There is no doubt that NSAIDs can help you return to training and competition more rapidly, and provide effective pain relief in the process. It is also true that the new generation COX-2 inhibiting NSAIDs are much less risky in terms of gastric health. However, every silver lining has a cloud and NSAIDs are no exception! Although more research is needed, there’s genuine concern that (aspirin aside) NSAIDs may impair injury healing, especially of bone and ligament. And COX-2 NSAIDs may present more of a problem in this respect than traditional NSAIDs. However, to date there’s little evidence about the possible effects of NSAIDs on soft tissue injury healing.
If you’re suffering from a soft tissue injury, there’s no reason as yet to believe that COX-2 NSAIDs will harm the healing process, and they could be the best option. Injuries involving ligaments or bone are more problematical because some evidence indicates that COX-2 NSAIDs could seriously delay and impair healing, leaving you more vulnerable to re-injury.

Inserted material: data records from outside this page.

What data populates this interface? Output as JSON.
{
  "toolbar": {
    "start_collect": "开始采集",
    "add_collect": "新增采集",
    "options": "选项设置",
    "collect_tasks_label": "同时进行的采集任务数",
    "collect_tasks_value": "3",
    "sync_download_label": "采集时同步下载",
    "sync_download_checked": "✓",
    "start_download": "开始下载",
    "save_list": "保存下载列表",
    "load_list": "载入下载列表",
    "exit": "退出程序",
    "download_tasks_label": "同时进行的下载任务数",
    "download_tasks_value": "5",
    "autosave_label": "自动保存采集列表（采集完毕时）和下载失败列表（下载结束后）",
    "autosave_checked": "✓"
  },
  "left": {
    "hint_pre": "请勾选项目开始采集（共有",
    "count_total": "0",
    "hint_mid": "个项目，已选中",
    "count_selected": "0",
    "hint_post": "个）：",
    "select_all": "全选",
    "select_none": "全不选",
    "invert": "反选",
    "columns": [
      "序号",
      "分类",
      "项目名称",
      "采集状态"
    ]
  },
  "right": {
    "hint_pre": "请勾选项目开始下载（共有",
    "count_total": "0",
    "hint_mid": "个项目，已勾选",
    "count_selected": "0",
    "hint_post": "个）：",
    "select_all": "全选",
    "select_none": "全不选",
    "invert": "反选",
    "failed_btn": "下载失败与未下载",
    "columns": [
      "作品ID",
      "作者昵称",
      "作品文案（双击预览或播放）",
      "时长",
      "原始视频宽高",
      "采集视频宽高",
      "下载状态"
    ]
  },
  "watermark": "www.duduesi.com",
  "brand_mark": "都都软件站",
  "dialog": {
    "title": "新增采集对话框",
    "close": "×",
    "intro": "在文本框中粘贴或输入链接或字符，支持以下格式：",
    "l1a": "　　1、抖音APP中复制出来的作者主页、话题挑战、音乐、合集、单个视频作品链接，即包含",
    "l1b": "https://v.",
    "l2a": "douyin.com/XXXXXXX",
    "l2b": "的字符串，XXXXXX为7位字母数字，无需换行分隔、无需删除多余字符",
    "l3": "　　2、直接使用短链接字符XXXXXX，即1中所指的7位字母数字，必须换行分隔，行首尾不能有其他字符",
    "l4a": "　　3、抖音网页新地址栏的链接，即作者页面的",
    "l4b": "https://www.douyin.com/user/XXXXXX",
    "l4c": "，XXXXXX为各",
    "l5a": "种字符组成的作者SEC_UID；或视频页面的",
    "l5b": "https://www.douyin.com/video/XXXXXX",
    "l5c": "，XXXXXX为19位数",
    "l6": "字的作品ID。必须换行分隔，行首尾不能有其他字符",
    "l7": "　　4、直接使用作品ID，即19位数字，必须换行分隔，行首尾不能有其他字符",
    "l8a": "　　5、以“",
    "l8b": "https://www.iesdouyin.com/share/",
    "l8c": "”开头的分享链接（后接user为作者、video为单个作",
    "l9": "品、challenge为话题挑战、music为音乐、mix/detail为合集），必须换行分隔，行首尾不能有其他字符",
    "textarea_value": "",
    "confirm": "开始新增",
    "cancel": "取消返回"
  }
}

On the other hand, if you have a sensitive stomach, a traditional NSAID may cause gastric problems, especially when taken for extended periods of time, and even these NSAIDs appear to delay healing. Ideally you should talk to your GP before rushing into the nearest chemist and buying anti-inflammatories. There are also some very simple guidelines you can use to help reduce inflammation naturally, without resorting to NSAIDs (see box below).
The take-home message is that all NSAIDs pose considerable risks and you should use them as a last resort, not a first!
- Journal of Rheumatology 1999; 26 Supp 56:18-24
- Pain 2000; 85: 169-182
- Aliment Pharmacol Ther 1997; 11: 283-91
- Journal of Clinical Investigation 2002; 109(11): 1405-1415
- Journal of Bone and Mineral Research 2002;17(6): 963-976
- J Bone Joint Surg Am 2004; 86-A(1): 116-23
- Journal of Orthopaedic Research 2003; 21: 670-675
- Sports Med 2005; 35(4): 271-83
- JBJS-Am 2002; 84A(10): 1763-1768
- Spine 1998; 23(7): 834-838